-- Task details --
Restate all of the material, keeping every line identical to the original.

-- Input for this task --
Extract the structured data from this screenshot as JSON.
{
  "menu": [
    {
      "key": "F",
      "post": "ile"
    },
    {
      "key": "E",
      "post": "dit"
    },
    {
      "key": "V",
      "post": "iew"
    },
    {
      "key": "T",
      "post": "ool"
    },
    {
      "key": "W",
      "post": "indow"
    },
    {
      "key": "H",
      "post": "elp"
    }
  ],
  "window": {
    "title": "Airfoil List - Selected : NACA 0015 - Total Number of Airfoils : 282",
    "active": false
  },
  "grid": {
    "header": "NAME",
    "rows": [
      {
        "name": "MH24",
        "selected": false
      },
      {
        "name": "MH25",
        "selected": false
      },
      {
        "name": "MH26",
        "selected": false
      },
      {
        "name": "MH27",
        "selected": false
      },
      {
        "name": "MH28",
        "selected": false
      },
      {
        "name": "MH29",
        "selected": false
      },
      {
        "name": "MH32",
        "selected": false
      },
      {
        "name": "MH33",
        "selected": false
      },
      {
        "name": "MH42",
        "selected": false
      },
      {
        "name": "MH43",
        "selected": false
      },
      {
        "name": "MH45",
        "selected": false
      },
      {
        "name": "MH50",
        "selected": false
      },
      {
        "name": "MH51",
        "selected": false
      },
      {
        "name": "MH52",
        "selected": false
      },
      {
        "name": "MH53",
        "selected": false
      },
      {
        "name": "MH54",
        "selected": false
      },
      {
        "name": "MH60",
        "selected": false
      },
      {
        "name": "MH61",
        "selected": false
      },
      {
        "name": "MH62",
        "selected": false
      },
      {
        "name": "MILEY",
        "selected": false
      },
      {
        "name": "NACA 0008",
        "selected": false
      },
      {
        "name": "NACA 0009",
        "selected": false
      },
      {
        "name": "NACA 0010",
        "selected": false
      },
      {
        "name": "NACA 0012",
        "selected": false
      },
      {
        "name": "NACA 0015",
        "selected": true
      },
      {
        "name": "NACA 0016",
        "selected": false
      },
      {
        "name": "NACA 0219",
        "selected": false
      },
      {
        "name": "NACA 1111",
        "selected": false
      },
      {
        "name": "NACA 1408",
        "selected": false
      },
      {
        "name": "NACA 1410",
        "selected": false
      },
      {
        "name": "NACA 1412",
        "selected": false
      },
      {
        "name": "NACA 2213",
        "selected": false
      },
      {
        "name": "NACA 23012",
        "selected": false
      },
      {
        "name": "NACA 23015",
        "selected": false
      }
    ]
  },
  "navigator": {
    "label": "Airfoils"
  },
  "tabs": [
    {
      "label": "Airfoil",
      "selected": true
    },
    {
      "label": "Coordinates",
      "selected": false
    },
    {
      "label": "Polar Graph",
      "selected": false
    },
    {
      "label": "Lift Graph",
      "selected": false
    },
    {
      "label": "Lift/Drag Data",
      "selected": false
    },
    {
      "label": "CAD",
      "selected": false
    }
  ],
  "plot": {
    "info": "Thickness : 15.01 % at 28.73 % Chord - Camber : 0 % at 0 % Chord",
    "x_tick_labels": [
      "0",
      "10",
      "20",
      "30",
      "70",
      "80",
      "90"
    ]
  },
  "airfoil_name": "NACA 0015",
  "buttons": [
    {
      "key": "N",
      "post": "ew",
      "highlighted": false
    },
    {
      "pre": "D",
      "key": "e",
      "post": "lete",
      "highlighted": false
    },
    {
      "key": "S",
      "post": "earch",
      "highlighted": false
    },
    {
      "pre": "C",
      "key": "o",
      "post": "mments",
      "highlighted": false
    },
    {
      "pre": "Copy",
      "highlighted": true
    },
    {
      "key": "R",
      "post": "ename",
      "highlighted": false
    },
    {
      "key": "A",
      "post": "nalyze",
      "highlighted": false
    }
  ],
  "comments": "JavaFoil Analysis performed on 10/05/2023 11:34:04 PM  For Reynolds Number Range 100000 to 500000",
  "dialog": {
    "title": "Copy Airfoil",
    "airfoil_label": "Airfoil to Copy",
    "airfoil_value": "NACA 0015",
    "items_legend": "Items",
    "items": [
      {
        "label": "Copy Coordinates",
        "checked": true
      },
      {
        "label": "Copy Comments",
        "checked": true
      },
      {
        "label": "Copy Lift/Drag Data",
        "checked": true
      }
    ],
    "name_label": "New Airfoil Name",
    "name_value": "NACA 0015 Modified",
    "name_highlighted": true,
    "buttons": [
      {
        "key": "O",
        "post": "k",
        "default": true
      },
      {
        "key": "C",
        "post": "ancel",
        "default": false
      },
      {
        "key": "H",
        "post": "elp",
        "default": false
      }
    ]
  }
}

-- Answer space --
Extract the structured data from this screenshot as JSON.
{
  "menu": [
    {
      "key": "F",
      "post": "ile"
    },
    {
      "key": "E",
      "post": "dit"
    },
    {
      "key": "V",
      "post": "iew"
    },
    {
      "key": "T",
      "post": "ool"
    },
    {
      "key": "W",
      "post": "indow"
    },
    {
      "key": "H",
      "post": "elp"
    }
  ],
  "window": {
    "title": "Airfoil List - Selected : NACA 0015 - Total Number of Airfoils : 282",
    "active": false
  },
  "grid": {
    "header": "NAME",
    "rows": [
      {
        "name": "MH24",
        "selected": false
      },
      {
        "name": "MH25",
        "selected": false
      },
      {
        "name": "MH26",
        "selected": false
      },
      {
        "name": "MH27",
        "selected": false
      },
      {
        "name": "MH28",
        "selected": false
      },
      {
        "name": "MH29",
        "selected": false
      },
      {
        "name": "MH32",
        "selected": false
      },
      {
        "name": "MH33",
        "selected": false
      },
      {
        "name": "MH42",
        "selected": false
      },
      {
        "name": "MH43",
        "selected": false
      },
      {
        "name": "MH45",
        "selected": false
      },
      {
        "name": "MH50",
        "selected": false
      },
      {
        "name": "MH51",
        "selected": false
      },
      {
        "name": "MH52",
        "selected": false
      },
      {
        "name": "MH53",
        "selected": false
      },
      {
        "name": "MH54",
        "selected": false
      },
      {
        "name": "MH60",
        "selected": false
      },
      {
        "name": "MH61",
        "selected": false
      },
      {
        "name": "MH62",
        "selected": false
      },
      {
        "name": "MILEY",
        "selected": false
      },
      {
        "name": "NACA 0008",
        "selected": false
      },
      {
        "name": "NACA 0009",
        "selected": false
      },
      {
        "name": "NACA 0010",
        "selected": false
      },
      {
        "name": "NACA 0012",
        "selected": false
      },
      {
        "name": "NACA 0015",
        "selected": true
      },
      {
        "name": "NACA 0016",
        "selected": false
      },
      {
        "name": "NACA 0219",
        "selected": false
      },
      {
        "name": "NACA 1111",
        "selected": false
      },
      {
        "name": "NACA 1408",
        "selected": false
      },
      {
        "name": "NACA 1410",
        "selected": false
      },
      {
        "name": "NACA 1412",
        "selected": false
      },
      {
        "name": "NACA 2213",
        "selected": false
      },
      {
        "name": "NACA 23012",
        "selected": false
      },
      {
        "name": "NACA 23015",
        "selected": false
      }
    ]
  },
  "navigator": {
    "label": "Airfoils"
  },
  "tabs": [
    {
      "label": "Airfoil",
      "selected": true
    },
    {
      "label": "Coordinates",
      "selected": false
    },
    {
      "label": "Polar Graph",
      "selected": false
    },
    {
      "label": "Lift Graph",
      "selected": false
    },
    {
      "label": "Lift/Drag Data",
      "selected": false
    },
    {
      "label": "CAD",
      "selected": false
    }
  ],
  "plot": {
    "info": "Thickness : 15.01 % at 28.73 % Chord - Camber : 0 % at 0 % Chord",
    "x_tick_labels": [
      "0",
      "10",
      "20",
      "30",
      "70",
      "80",
      "90"
    ]
  },
  "airfoil_name": "NACA 0015",
  "buttons": [
    {
      "key": "N",
      "post": "ew",
      "highlighted": false
    },
    {
      "pre": "D",
      "key": "e",
      "post": "lete",
      "highlighted": false
    },
    {
      "key": "S",
      "post": "earch",
      "highlighted": false
    },
    {
      "pre": "C",
      "key": "o",
      "post": "mments",
      "highlighted": false
    },
    {
      "pre": "Copy",
      "highlighted": true
    },
    {
      "key": "R",
      "post": "ename",
      "highlighted": false
    },
    {
      "key": "A",
      "post": "nalyze",
      "highlighted": false
    }
  ],
  "comments": "JavaFoil Analysis performed on 10/05/2023 11:34:04 PM  For Reynolds Number Range 100000 to 500000",
  "dialog": {
    "title": "Copy Airfoil",
    "airfoil_label": "Airfoil to Copy",
    "airfoil_value": "NACA 0015",
    "items_legend": "Items",
    "items": [
      {
        "label": "Copy Coordinates",
        "checked": true
      },
      {
        "label": "Copy Comments",
        "checked": true
      },
      {
        "label": "Copy Lift/Drag Data",
        "checked": true
      }
    ],
    "name_label": "New Airfoil Name",
    "name_value": "NACA 0015 Modified",
    "name_highlighted": true,
    "buttons": [
      {
        "key": "O",
        "post": "k",
        "default": true
      },
      {
        "key": "C",
        "post": "ancel",
        "default": false
      },
      {
        "key": "H",
        "post": "elp",
        "default": false
      }
    ]
  }
}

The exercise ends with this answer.